■ WORK TO COMPLETE
Go line by line through the data and copy those with the word "Wide".

■ EXERCISE DATA
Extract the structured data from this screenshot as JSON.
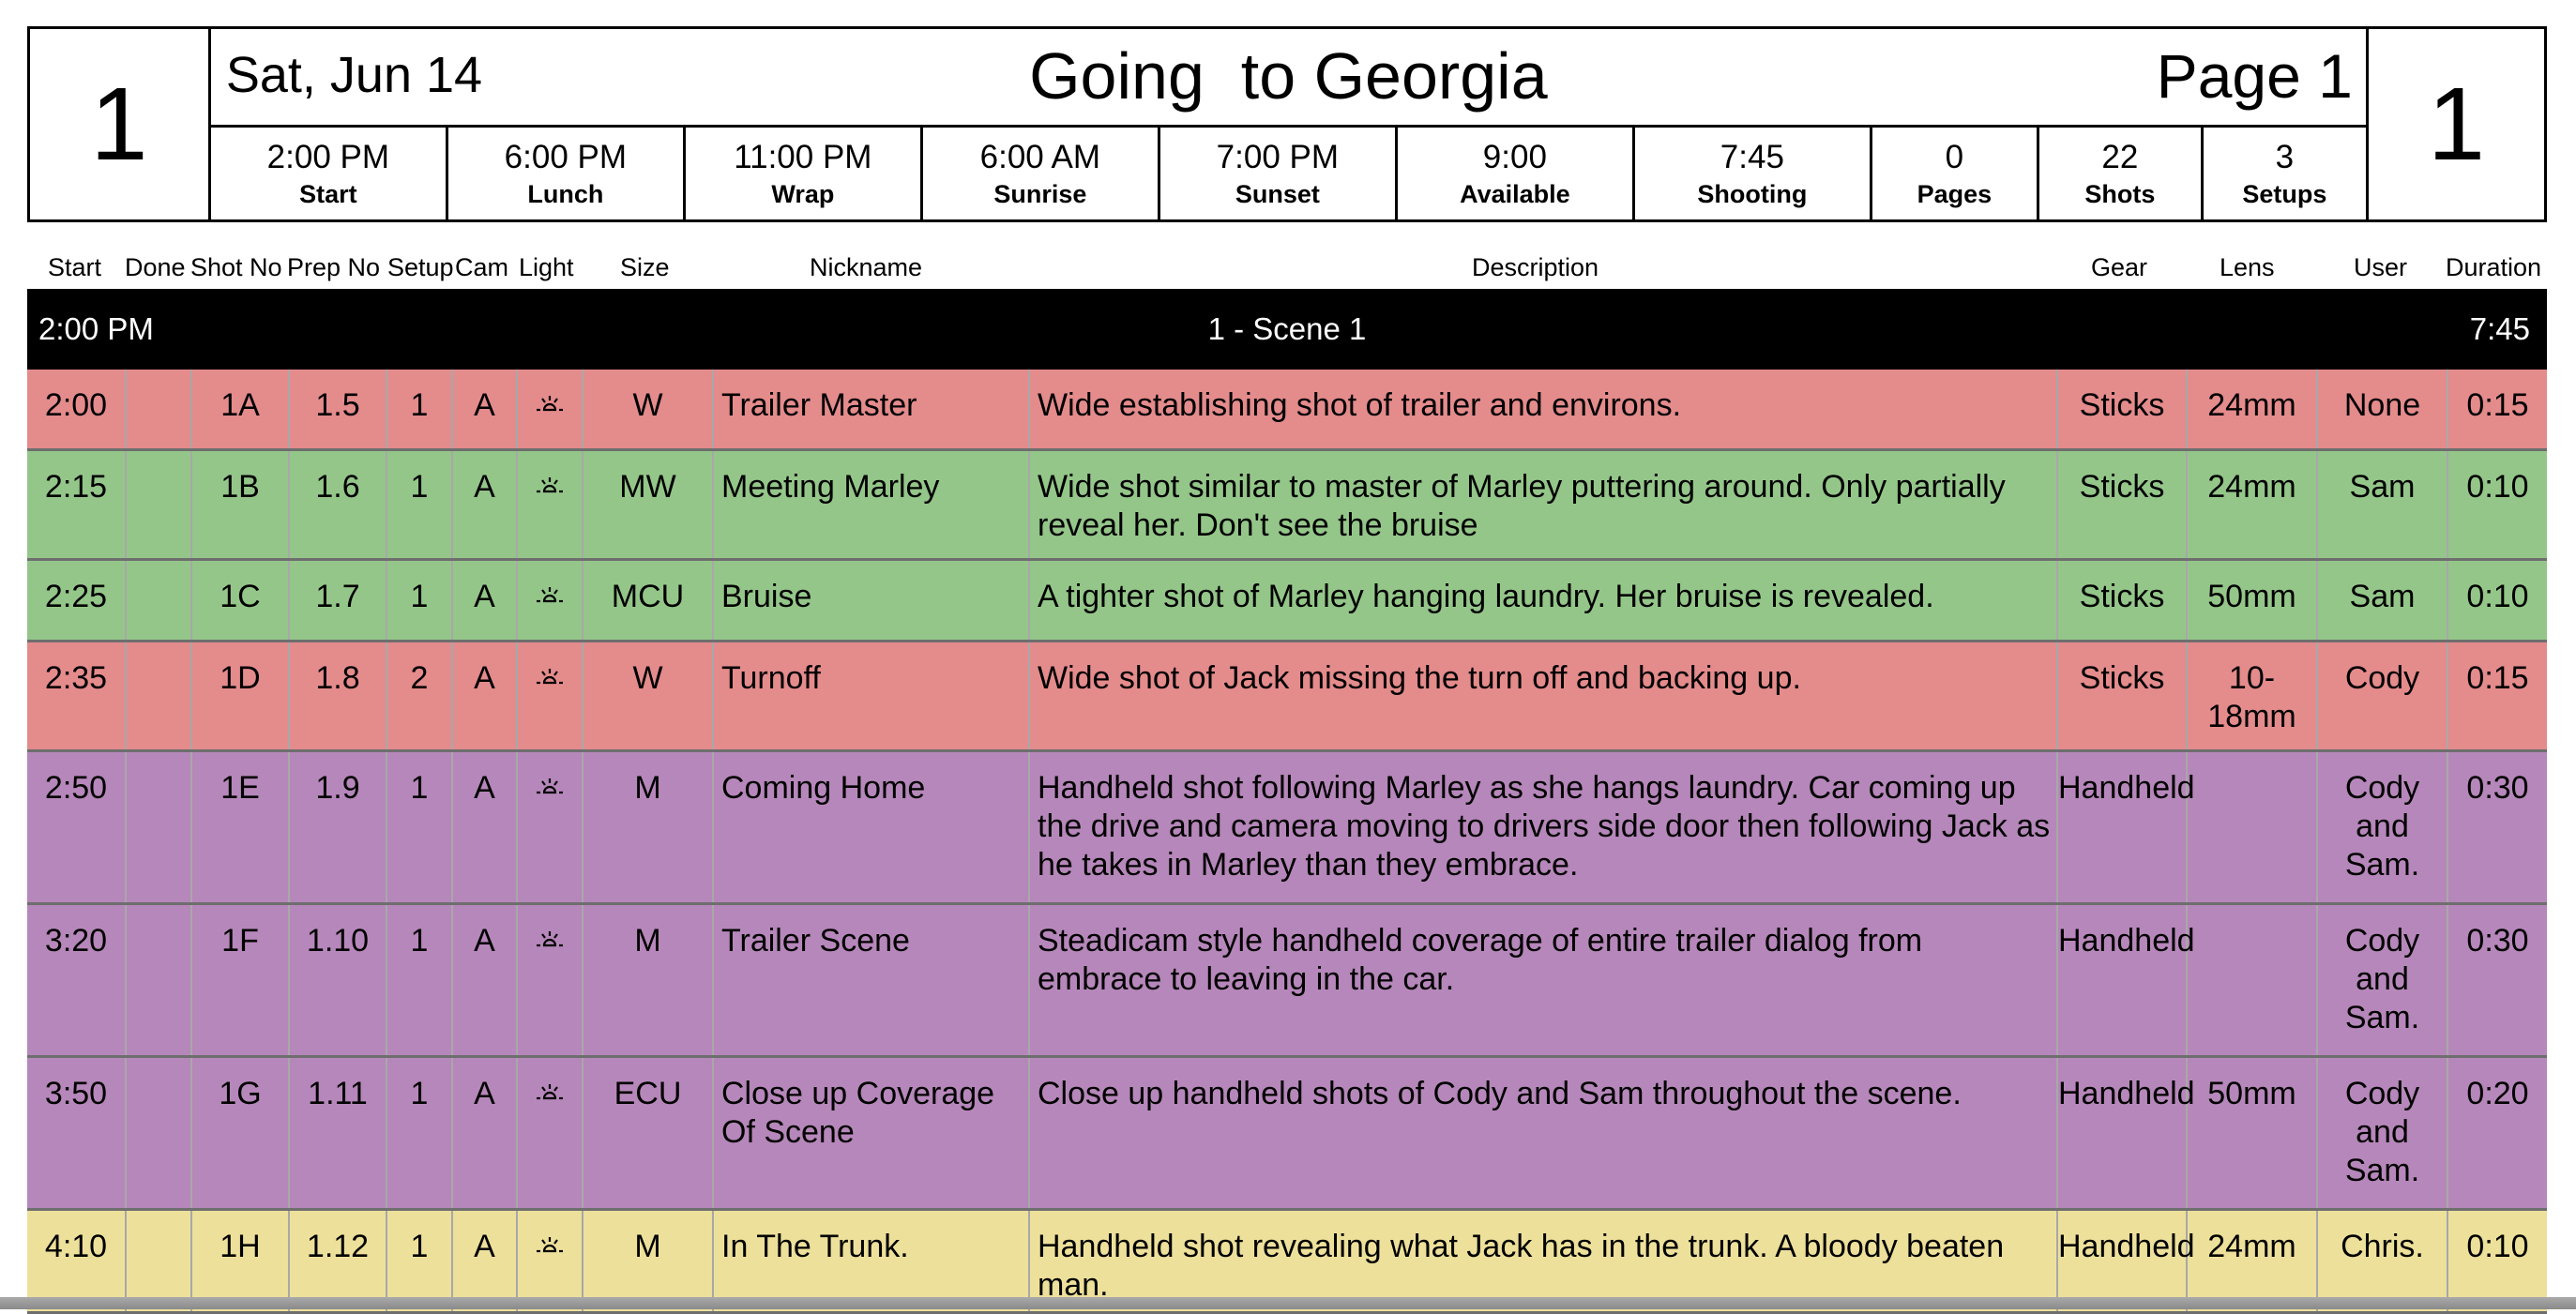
{
  "header": {
    "day_number_left": "1",
    "day_number_right": "1",
    "date": "Sat, Jun 14",
    "title": "Going  to Georgia",
    "page": "Page 1",
    "stats": [
      {
        "value": "2:00 PM",
        "label": "Start"
      },
      {
        "value": "6:00 PM",
        "label": "Lunch"
      },
      {
        "value": "11:00 PM",
        "label": "Wrap"
      },
      {
        "value": "6:00 AM",
        "label": "Sunrise"
      },
      {
        "value": "7:00 PM",
        "label": "Sunset"
      },
      {
        "value": "9:00",
        "label": "Available"
      },
      {
        "value": "7:45",
        "label": "Shooting"
      },
      {
        "value": "0",
        "label": "Pages"
      },
      {
        "value": "22",
        "label": "Shots"
      },
      {
        "value": "3",
        "label": "Setups"
      }
    ]
  },
  "columns": [
    "Start",
    "Done",
    "Shot No",
    "Prep No",
    "Setup",
    "Cam",
    "Light",
    "Size",
    "Nickname",
    "Description",
    "Gear",
    "Lens",
    "User",
    "Duration"
  ],
  "scene": {
    "start": "2:00 PM",
    "title": "1 - Scene 1",
    "duration": "7:45"
  },
  "colors": {
    "red": "#e48b8c",
    "green": "#94c689",
    "purple": "#b687ba",
    "yellow": "#ede09b"
  },
  "rows": [
    {
      "start": "2:00",
      "done": "",
      "shot": "1A",
      "prep": "1.5",
      "setup": "1",
      "cam": "A",
      "light": "sun-icon",
      "size": "W",
      "nickname": "Trailer Master",
      "description": "Wide establishing shot of trailer and environs.",
      "gear": "Sticks",
      "lens": "24mm",
      "user": "None",
      "duration": "0:15",
      "color": "red"
    },
    {
      "start": "2:15",
      "done": "",
      "shot": "1B",
      "prep": "1.6",
      "setup": "1",
      "cam": "A",
      "light": "sun-icon",
      "size": "MW",
      "nickname": "Meeting Marley",
      "description": "Wide shot similar to master of Marley puttering around. Only partially reveal her. Don't see the bruise",
      "gear": "Sticks",
      "lens": "24mm",
      "user": "Sam",
      "duration": "0:10",
      "color": "green"
    },
    {
      "start": "2:25",
      "done": "",
      "shot": "1C",
      "prep": "1.7",
      "setup": "1",
      "cam": "A",
      "light": "sun-icon",
      "size": "MCU",
      "nickname": "Bruise",
      "description": "A tighter shot of Marley hanging laundry. Her bruise is revealed.",
      "gear": "Sticks",
      "lens": "50mm",
      "user": "Sam",
      "duration": "0:10",
      "color": "green"
    },
    {
      "start": "2:35",
      "done": "",
      "shot": "1D",
      "prep": "1.8",
      "setup": "2",
      "cam": "A",
      "light": "sun-icon",
      "size": "W",
      "nickname": "Turnoff",
      "description": "Wide shot of Jack missing the turn off and backing up.",
      "gear": "Sticks",
      "lens": "10-18mm",
      "user": "Cody",
      "duration": "0:15",
      "color": "red"
    },
    {
      "start": "2:50",
      "done": "",
      "shot": "1E",
      "prep": "1.9",
      "setup": "1",
      "cam": "A",
      "light": "sun-icon",
      "size": "M",
      "nickname": "Coming Home",
      "description": "Handheld shot following Marley as she hangs laundry. Car coming up the drive and camera moving to drivers side door then following Jack as he takes in Marley than they embrace.",
      "gear": "Handheld",
      "lens": "",
      "user": "Cody and Sam.",
      "duration": "0:30",
      "color": "purple"
    },
    {
      "start": "3:20",
      "done": "",
      "shot": "1F",
      "prep": "1.10",
      "setup": "1",
      "cam": "A",
      "light": "sun-icon",
      "size": "M",
      "nickname": "Trailer Scene",
      "description": "Steadicam style handheld coverage of entire trailer dialog from embrace to leaving in the car.",
      "gear": "Handheld",
      "lens": "",
      "user": "Cody and Sam.",
      "duration": "0:30",
      "color": "purple"
    },
    {
      "start": "3:50",
      "done": "",
      "shot": "1G",
      "prep": "1.11",
      "setup": "1",
      "cam": "A",
      "light": "sun-icon",
      "size": "ECU",
      "nickname": "Close up Coverage Of Scene",
      "description": "Close up handheld shots of Cody and Sam throughout the scene.",
      "gear": "Handheld",
      "lens": "50mm",
      "user": "Cody and Sam.",
      "duration": "0:20",
      "color": "purple"
    },
    {
      "start": "4:10",
      "done": "",
      "shot": "1H",
      "prep": "1.12",
      "setup": "1",
      "cam": "A",
      "light": "sun-icon",
      "size": "M",
      "nickname": "In The Trunk.",
      "description": "Handheld shot revealing what Jack has in the trunk. A bloody beaten man.",
      "gear": "Handheld",
      "lens": "24mm",
      "user": "Chris.",
      "duration": "0:10",
      "color": "yellow"
    }
  ]
}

■ RESPONSE
      "description": "Wide establishing shot of trailer and environs.",
      "description": "Wide shot similar to master of Marley puttering around. Only partially reveal her. Don't see the bruise",
      "description": "Wide shot of Jack missing the turn off and backing up.",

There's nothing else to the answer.